Data-driven modeling of complex systems overview:

Data-driven modeling (particularly in social science applications) is a new area of research for me that I have been exploring as a postdoc. These projects involve data gathering (e.g., through the HuffPost and Twitter APIs), statistical techniques, uncertainty quantification, and the development of minimal models.

Minimal models for forecasting U.S. elections


Election forecasting is a high-stakes problem characterized by uncertainty, incomplete information, and subjective choices (e.g., related to defining likely voters). Interestingly, polling errors tend to be correlated in states that have similiar demographics, adding further complexity. With the goal of shedding light on the forecasting process and exploring state-state interactions, we are developing data-driven minimal models for forecasting U.S. elections. Our compartmental approach tracks the number of Democrat, Republican, and undecided voters in each state, and our parameters are fit to data from HuffPost and RealClearPolitics.com.

Our model forecast the 2018 senate and governor races with the same accuracy as more complex popular sources (e.g., FiveThirtyEight.com), and we are using our model to study how subjective choices on how to account for uncertainty impact forecast interpretations.

Collaborators:
Daniel F. Linder (Augusta University), Mason A. Porter (University of California, Los Angeles), Grzegorz A. Rempala (Ohio State University)

Preprints:

External forcing + Twitter response: NFL anthem protest dynamics

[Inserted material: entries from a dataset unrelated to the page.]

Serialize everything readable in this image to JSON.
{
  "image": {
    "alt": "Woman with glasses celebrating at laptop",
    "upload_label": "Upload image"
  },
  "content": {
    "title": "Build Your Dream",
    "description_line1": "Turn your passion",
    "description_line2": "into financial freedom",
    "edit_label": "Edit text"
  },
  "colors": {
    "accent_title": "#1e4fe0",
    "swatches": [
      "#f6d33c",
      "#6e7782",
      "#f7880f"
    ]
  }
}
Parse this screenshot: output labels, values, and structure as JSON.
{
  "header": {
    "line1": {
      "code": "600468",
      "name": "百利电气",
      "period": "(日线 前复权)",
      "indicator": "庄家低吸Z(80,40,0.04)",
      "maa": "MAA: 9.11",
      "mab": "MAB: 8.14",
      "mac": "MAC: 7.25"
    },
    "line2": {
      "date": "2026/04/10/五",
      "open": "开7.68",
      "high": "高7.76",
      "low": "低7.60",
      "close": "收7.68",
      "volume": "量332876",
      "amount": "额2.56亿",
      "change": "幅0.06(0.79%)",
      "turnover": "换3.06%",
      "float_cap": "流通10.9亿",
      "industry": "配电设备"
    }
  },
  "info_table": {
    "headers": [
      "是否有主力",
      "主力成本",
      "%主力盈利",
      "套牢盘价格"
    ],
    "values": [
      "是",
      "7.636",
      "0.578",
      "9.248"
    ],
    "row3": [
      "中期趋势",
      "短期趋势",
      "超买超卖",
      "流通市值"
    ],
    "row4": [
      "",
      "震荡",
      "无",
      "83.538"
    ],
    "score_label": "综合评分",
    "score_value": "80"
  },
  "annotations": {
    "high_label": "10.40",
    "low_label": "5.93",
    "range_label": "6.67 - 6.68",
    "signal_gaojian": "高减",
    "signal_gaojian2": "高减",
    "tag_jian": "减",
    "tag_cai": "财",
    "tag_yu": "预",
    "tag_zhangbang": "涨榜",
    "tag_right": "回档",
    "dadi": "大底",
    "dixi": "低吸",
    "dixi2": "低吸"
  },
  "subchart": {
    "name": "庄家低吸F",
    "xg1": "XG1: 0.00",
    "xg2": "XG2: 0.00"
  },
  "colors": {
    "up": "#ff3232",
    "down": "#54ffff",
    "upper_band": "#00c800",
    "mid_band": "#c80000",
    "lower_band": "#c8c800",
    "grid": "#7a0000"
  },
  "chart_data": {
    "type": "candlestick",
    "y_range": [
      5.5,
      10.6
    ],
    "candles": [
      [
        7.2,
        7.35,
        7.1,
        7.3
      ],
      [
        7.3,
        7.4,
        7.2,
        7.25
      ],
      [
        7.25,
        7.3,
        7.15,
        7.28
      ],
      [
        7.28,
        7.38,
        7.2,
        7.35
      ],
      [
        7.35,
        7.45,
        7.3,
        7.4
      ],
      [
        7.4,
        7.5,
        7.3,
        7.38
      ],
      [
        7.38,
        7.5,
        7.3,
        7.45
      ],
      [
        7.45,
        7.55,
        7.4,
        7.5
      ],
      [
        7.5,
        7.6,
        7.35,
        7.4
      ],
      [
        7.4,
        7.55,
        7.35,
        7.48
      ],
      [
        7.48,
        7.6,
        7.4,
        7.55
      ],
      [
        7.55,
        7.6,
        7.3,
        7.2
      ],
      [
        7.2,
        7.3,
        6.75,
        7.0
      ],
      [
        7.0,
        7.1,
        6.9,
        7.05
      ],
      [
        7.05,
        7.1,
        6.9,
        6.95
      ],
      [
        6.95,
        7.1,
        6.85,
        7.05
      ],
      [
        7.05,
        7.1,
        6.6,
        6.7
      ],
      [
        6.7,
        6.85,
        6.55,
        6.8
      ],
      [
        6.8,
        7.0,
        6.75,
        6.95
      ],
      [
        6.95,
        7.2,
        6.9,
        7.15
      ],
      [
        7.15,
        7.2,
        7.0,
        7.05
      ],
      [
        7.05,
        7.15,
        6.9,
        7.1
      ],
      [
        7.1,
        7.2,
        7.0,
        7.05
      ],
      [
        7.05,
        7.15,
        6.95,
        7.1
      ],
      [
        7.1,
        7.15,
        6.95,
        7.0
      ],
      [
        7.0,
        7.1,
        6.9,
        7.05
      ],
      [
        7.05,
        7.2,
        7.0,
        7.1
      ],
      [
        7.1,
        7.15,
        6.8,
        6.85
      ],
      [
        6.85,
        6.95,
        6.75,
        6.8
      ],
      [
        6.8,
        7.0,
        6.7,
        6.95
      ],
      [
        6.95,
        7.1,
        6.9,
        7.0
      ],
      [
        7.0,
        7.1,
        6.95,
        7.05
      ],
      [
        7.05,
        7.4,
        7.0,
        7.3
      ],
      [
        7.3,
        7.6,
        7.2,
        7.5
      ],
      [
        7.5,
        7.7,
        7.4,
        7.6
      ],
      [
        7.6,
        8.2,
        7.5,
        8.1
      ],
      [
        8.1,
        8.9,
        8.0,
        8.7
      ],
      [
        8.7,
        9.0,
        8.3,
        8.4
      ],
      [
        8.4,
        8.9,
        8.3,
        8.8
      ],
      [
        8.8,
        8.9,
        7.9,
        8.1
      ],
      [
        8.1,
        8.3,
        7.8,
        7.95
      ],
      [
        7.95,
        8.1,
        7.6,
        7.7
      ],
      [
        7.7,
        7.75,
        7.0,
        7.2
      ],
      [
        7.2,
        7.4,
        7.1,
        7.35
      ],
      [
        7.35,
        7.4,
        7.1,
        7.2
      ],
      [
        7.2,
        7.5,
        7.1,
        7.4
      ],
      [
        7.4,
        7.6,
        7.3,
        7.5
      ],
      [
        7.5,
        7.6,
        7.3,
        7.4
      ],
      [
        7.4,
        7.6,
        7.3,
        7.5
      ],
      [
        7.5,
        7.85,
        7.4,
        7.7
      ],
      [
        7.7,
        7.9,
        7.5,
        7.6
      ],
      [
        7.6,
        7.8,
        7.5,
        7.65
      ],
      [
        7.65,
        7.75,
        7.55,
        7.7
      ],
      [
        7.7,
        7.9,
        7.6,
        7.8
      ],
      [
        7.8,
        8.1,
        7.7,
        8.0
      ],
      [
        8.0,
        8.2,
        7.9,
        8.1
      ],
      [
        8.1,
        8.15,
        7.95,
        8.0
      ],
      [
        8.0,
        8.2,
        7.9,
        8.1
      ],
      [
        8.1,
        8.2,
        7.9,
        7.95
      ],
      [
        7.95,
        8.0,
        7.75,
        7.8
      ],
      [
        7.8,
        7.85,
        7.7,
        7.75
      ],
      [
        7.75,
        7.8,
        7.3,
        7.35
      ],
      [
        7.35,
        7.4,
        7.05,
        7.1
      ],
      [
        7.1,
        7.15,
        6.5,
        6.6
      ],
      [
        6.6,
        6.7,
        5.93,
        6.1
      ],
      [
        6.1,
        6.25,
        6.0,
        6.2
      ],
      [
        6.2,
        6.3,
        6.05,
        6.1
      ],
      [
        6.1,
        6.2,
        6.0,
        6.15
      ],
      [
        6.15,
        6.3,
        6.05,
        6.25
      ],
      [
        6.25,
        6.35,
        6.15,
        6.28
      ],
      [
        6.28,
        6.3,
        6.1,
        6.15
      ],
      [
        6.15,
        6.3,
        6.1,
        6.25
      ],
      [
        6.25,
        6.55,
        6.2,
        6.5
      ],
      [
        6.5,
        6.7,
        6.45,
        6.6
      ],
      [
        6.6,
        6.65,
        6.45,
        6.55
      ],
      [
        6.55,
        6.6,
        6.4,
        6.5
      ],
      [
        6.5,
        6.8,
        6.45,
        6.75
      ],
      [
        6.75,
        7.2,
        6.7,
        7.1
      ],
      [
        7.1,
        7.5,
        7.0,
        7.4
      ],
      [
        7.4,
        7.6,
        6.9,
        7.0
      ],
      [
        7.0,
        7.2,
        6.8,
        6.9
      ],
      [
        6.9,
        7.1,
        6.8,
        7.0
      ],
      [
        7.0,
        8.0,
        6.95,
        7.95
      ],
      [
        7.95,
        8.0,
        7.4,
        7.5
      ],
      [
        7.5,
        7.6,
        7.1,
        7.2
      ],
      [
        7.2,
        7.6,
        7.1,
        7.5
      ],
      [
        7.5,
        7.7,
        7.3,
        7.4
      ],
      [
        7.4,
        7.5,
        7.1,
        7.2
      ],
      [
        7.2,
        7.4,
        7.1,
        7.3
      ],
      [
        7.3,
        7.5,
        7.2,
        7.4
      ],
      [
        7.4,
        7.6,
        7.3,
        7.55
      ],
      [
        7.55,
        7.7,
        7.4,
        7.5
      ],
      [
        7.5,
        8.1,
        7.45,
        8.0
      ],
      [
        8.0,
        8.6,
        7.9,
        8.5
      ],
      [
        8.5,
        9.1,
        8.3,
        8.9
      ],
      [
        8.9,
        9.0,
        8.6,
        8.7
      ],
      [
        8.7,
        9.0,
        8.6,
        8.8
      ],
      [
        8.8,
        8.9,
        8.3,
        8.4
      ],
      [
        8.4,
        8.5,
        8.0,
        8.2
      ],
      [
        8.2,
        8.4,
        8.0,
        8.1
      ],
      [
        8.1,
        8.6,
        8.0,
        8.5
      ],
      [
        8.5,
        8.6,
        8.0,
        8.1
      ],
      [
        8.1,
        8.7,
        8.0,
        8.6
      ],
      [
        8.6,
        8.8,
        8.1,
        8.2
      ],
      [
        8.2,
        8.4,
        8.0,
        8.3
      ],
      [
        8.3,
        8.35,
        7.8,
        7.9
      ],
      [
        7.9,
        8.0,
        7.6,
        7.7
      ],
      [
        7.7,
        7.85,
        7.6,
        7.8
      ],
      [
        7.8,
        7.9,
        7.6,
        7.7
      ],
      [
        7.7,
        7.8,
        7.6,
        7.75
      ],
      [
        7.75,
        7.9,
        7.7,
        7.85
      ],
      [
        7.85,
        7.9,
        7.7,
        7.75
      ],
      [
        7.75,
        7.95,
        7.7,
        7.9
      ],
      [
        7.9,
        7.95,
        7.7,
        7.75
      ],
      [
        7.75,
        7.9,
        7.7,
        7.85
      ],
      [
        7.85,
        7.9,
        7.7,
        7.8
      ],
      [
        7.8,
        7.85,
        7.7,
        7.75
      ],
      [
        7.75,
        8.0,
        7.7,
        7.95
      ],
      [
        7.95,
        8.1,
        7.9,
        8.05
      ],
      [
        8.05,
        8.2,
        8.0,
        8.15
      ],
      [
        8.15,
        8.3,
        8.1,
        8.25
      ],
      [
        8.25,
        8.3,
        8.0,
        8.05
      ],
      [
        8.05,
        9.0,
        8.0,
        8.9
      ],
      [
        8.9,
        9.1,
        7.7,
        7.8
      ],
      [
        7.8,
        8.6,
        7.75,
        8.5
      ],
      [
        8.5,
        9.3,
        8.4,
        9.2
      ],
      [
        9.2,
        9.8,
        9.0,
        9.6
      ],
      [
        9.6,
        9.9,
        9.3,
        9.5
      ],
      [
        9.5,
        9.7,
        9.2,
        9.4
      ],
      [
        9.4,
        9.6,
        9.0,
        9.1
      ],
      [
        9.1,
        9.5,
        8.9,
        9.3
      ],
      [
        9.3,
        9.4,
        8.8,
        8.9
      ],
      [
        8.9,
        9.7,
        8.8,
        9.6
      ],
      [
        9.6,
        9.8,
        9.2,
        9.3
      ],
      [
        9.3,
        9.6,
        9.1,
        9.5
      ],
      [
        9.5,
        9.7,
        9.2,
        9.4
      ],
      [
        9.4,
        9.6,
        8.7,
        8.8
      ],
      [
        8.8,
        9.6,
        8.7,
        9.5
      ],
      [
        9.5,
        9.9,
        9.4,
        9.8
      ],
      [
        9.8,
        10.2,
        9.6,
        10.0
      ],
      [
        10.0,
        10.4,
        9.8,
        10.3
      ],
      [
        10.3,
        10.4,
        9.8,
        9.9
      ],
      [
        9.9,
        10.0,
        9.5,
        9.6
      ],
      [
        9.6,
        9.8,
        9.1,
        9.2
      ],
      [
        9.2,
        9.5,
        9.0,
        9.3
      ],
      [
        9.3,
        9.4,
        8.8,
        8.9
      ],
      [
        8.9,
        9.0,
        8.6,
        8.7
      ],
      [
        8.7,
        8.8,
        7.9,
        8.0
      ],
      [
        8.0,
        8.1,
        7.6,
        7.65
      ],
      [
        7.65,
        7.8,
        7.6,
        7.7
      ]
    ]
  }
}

Many social movements spread on Twitter, and prominent examples include protests surrounding gun violence, harassment, and social injustice. While some hashtags fade out of use, others remain prominent in the Twitter conversation. In this collaborative project that started through a 2018 AMS Math Research Community, we have been downloading Twitter data and exploring retweet network structure. Because the NFL anthem protests have a weekly periodicity that adds another time scale to the problem, we plan to focus specifically on the NFL discussion on Twitter in the future. Through a cohort study of select Twitter accounts with a demonstrated interest in football, we will develop compartmental models to explore the interplay of tweet dynamics with news coverage and the football schedule ("external forcing").

Collaborators:
Heather Z. Brooks (University of California, Los Angeles), Maria R. D'Orsogna (California State University, Northridge), Punit Gandhi (MBI, Ohio State University), Sarah Iams (Harvard University), Kellen Meyers (University of Tennessee), Joseph Tien (Ohio State University)

Network construction from diary-based data


This summer REU project focused on lifting diary-based data from a college social community to a larger extended network. We constructed separate networks for home, social, and work interactions and tested how dynamic changes in these networks impact epidemic size. Simulating an influenza outbreak using an SIR (susceptible-infected-recovered) model, we found that reducing encounters at work after infection is an effective way of decreasing flu season severity.

Collaborators:
Joshua Rubin Abrams* (University of Arizona), Anne Schwartz* (Amazon), Veronica Ciocanel (MBI, Ohio State University), Björn Sandstede (Brown University)

* Asterisk denotes undergraduate students

Preprints:

Alexandria Volkening
Last updated July 14, 2019